**REQUIRED WORK**
Scan the entries and state how many lines contain "Door". Write no other text.

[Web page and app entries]

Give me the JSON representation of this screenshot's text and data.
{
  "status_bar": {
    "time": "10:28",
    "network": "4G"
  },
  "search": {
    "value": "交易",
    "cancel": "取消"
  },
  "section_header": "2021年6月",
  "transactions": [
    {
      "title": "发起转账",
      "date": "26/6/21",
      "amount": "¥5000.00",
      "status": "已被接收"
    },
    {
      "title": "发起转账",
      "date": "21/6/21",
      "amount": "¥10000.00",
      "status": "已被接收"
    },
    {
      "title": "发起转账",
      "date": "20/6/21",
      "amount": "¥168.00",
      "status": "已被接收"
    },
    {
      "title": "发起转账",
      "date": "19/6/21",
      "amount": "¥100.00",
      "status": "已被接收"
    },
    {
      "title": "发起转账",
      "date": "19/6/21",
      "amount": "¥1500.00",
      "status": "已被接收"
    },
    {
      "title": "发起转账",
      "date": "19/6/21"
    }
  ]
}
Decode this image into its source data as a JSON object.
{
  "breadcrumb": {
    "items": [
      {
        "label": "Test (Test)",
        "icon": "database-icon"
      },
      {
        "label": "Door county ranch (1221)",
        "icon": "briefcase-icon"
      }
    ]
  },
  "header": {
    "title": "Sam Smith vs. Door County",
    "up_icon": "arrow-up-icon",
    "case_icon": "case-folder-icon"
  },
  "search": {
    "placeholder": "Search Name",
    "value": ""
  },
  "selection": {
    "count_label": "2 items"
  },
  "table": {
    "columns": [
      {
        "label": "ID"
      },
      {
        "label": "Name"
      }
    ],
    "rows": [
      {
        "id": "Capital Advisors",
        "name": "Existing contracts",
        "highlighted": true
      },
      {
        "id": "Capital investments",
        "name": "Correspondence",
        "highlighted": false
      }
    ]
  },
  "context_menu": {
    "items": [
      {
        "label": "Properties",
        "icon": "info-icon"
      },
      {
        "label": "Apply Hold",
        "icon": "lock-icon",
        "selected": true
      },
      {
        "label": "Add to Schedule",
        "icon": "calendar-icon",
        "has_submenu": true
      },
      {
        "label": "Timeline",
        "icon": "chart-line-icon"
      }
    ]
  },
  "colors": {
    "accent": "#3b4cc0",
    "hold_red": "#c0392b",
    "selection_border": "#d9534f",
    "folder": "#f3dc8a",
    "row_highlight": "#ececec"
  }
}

**WRITTEN SOLUTION**
2